Setting Up Your Business Account On Viator: Bank, Tax, and Payment Info
In this section of our Getting Started Guide for Experience Hosts, we’ll help you complete the necessary banking and tax information in your Viator account so that you are fully set up to accept payments from travelers.
This financial information is crucial so that you can be paid accurately and efficiently once you start accepting bookings. It’s also wise to consider a booking management software or reservation system, which helps streamline operations and eases your accounting workload. Below we’ll guide you through all of these components.
Viator seamlessly handles all traveler payments to you through our processing system. Our primary payment method is bank-to-bank transfer, with alternative payment methods on the way.
Bank information requirements vary by country, currency, and bank transfer type. The main requirements are as follows:
- Bank name
- Bank branch name
- Bank branch address
- Bank account holder name
- Bank account number
- SWIFT/BIC code
- Tax ID or business ID
Depending on what currency you’re paid in, the settlement period is either calendar month (e.g., January 1–31) or mid-month ending on the 15th (e.g., January 16–February 15). Traditionally, USD, AUD, and JPY currencies use the calendar month settlement period, while EUR, GBP, and all other currencies use the mid-month settlement period. However, note that the settlement periods associated with specific currencies are subject to change.
Viator sends out payments each month via direct deposit. Our standard payment schedule is based on the customer’s month of travel. Payments are typically made within 21 business days after the end of the settlement period. When payments are made, it means they have left our account and are awaiting acceptance by your financial institution. It generally takes one to three business days for funds to appear in your account; timing can vary by institution. Unfortunately we cannot see or control what happens to funds once we’ve made payment; direct any questions about funds after this point to your financial institution.
US law requires Viator to obtain tax information from all suppliers who do business with us, whether or not they pay taxes in the United States or operate in a tax-free country. If you do not provide us with this tax information through the Viator Management Center, you will not receive payment.
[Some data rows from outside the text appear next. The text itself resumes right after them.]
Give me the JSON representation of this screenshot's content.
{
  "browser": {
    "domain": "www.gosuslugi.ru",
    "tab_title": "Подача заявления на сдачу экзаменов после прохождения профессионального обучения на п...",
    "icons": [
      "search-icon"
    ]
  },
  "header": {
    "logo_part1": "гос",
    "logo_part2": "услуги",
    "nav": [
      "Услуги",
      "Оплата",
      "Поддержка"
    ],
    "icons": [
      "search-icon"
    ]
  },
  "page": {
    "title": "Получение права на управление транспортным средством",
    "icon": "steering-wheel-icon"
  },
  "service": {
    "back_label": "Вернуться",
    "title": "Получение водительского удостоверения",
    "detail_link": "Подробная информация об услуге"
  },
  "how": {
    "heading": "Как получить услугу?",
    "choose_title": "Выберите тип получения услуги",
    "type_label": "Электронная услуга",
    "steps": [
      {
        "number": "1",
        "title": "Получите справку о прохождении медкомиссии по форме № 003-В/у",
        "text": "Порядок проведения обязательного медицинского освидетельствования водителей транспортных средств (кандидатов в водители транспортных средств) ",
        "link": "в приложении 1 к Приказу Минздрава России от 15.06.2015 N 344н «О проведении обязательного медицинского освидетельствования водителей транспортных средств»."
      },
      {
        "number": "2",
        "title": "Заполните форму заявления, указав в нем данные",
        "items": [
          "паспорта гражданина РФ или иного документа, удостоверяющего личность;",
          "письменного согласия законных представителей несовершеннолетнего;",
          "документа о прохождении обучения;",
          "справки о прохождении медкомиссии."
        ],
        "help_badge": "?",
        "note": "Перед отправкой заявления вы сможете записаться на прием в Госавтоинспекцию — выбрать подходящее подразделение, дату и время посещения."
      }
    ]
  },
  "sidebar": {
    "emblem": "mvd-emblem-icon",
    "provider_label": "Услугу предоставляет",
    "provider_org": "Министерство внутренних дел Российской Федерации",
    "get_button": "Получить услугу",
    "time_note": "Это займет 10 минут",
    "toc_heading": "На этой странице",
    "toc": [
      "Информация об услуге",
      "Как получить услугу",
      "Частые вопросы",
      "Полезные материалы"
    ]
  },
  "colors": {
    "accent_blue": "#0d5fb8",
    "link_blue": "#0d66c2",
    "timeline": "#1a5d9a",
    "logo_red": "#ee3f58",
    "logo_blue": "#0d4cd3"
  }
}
For details on tax forms required to do business with Viator, please look Insurance and Tax FAQ section of our Help Center or refer to the IRS website. Here is a quick overview of some basic regulations:
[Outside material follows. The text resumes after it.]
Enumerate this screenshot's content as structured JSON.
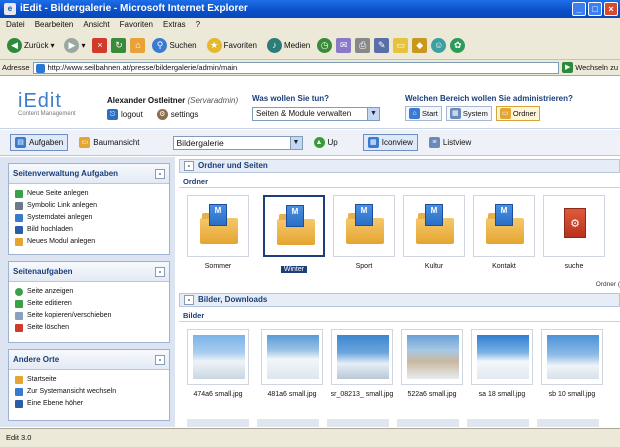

- If you are a non-US entity, you must complete a W-8BEN-E form and provide your business ID. This confirms that you are a non-US entity that beneficially owns the income paid to you.
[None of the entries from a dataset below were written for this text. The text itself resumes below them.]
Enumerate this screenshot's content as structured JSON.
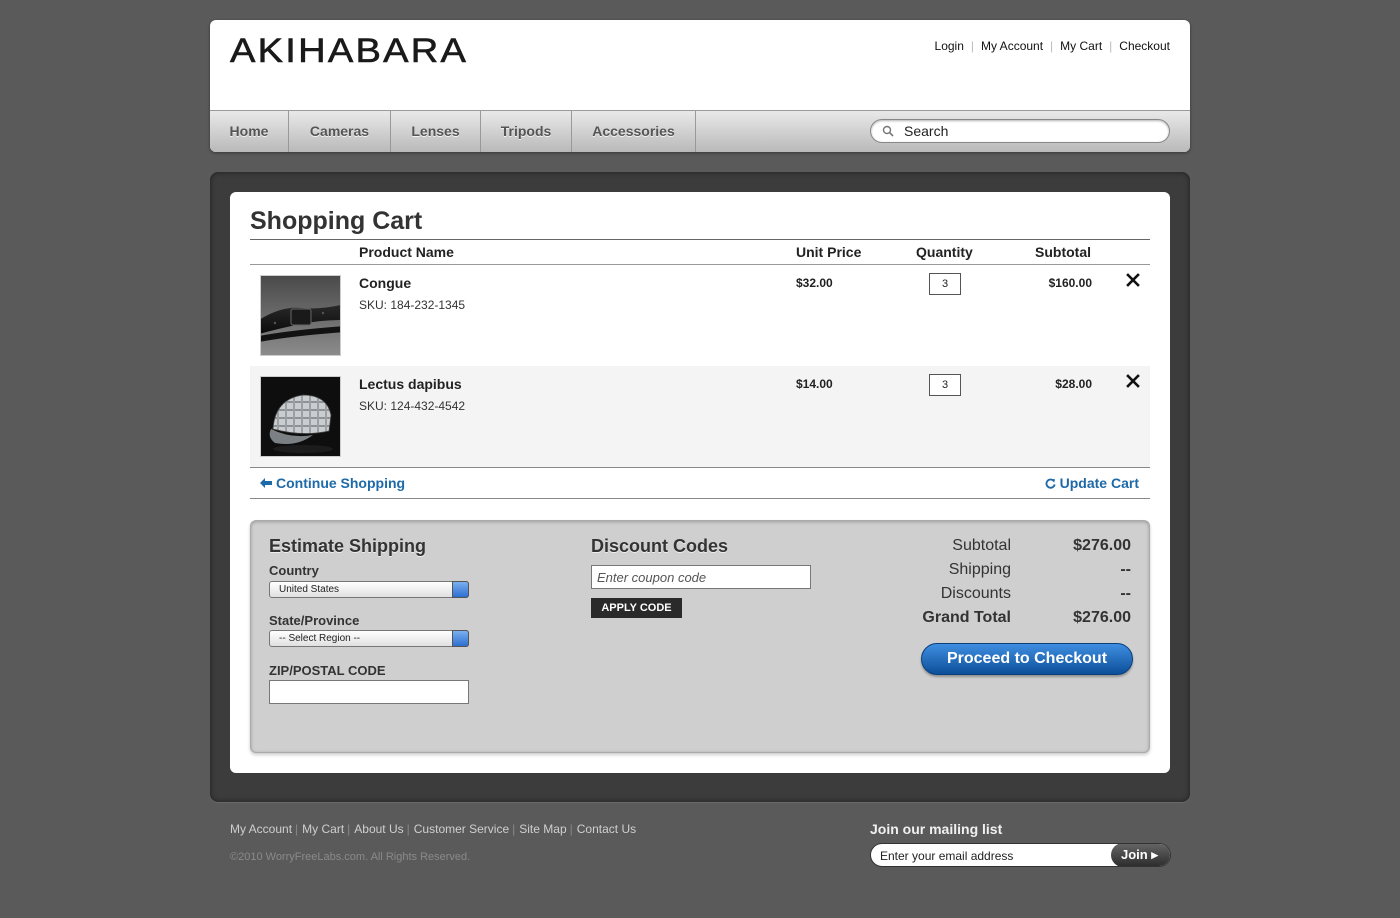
{
  "header": {
    "logo": "AKIHABARA",
    "top_links": [
      "Login",
      "My Account",
      "My Cart",
      "Checkout"
    ],
    "nav": [
      "Home",
      "Cameras",
      "Lenses",
      "Tripods",
      "Accessories"
    ],
    "search_placeholder": "Search"
  },
  "cart": {
    "title": "Shopping Cart",
    "columns": {
      "product": "Product Name",
      "unit_price": "Unit Price",
      "quantity": "Quantity",
      "subtotal": "Subtotal"
    },
    "items": [
      {
        "name": "Congue",
        "sku": "SKU: 184-232-1345",
        "unit_price": "$32.00",
        "quantity": "3",
        "subtotal": "$160.00",
        "image": "belt-photo"
      },
      {
        "name": "Lectus dapibus",
        "sku": "SKU: 124-432-4542",
        "unit_price": "$14.00",
        "quantity": "3",
        "subtotal": "$28.00",
        "image": "plaid-cap-photo"
      }
    ],
    "continue_label": "Continue Shopping",
    "update_label": "Update Cart"
  },
  "shipping": {
    "title": "Estimate Shipping",
    "country_label": "Country",
    "country_value": "United States",
    "state_label": "State/Province",
    "state_value": "-- Select Region --",
    "zip_label": "ZIP/POSTAL CODE"
  },
  "discount": {
    "title": "Discount Codes",
    "placeholder": "Enter coupon code",
    "apply_label": "APPLY CODE"
  },
  "summary": {
    "subtotal_label": "Subtotal",
    "subtotal_value": "$276.00",
    "shipping_label": "Shipping",
    "shipping_value": "--",
    "discounts_label": "Discounts",
    "discounts_value": "--",
    "grand_label": "Grand Total",
    "grand_value": "$276.00",
    "checkout_label": "Proceed to Checkout"
  },
  "footer": {
    "links": [
      "My Account",
      "My Cart",
      "About Us",
      "Customer Service",
      "Site Map",
      "Contact Us"
    ],
    "copyright": "©2010 WorryFreeLabs.com.  All Rights Reserved.",
    "mailing_title": "Join our mailing list",
    "email_placeholder": "Enter your email address",
    "join_label": "Join ▸"
  },
  "colors": {
    "accent_blue": "#1e6aa8",
    "checkout_blue": "#0c4f9a",
    "background": "#5a5a5a"
  }
}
- If you are a non-US individual, partnership, or the like, you must complete the relevant W-8 form—even if you operate in a tax-free country and/or don’t pay US taxes.
- If you are a US citizen, resident, or entity, you must complete a W-9 form. In addition, we will send you a Form 1099-Misc to complete if you’ve earned at least $600 from bookings last year.
You must declare your tax status on these forms—available in the Viator Management Center's Finance section; this lets the US government know that Viator does not have to withhold taxes from you.
For tax purposes, ensure that you have a system for tracking expenses and revenue. We recommend contacting your tax advisor to determine if it’s easier to have a separate bank account for accounting purposes. There are various affordable accounting software packages worth exploring. You can also download free Excel templates to get started more quickly.
There’s a universal truth in travel: Meeting the demands of today’s travelers is critical to staying competitive in the growing and evolving tours and activities sector. Travelers want to book instantly, anywhere, anytime—and keeping up with them is a tall task. To be successful, you need to automate key aspects of your business, efficiently manage your revenue and expenses, and keep pace with last-minute bookers.
Enter reservation systems.
If you are considering growing your experience into a full-time business, exploring different channels or platforms to market your business, or in need of some lightweight accounting support, then you may benefit from using an online reservation system. With this technology, you can centralize your bookings, inventory, pricing, availability, and channel distribution—maximizing your distribution opportunities and taking the hassle out of day-to-day operations.
Again, spontaneity has become an integral part of the travel experience. We’re seeing more and more travelers waiting to book tours and activities until after they’ve arrived in their destination—in fact, more than 20 percent of today’s travelers book in-destination, often at the last minute. Yet despite this trend, suppliers report that only 38 percent of bookings happen within two days of travel (Phocuswright 2017). Why is this?
Perhaps it’s because many suppliers still manually manage their inventory and reservations via pen and paper, Excel spreadsheets, email, or other offline tools—which can be hugely time-consuming and cause delays in response time. Or perhaps it’s because their online inventory doesn’t reflect their most up-to-date availability and therefore they can’t accept real-time bookings—something travelers have come to expect in other travel sectors. Because of this, these suppliers may be turning off potential travelers and limiting or losing sales.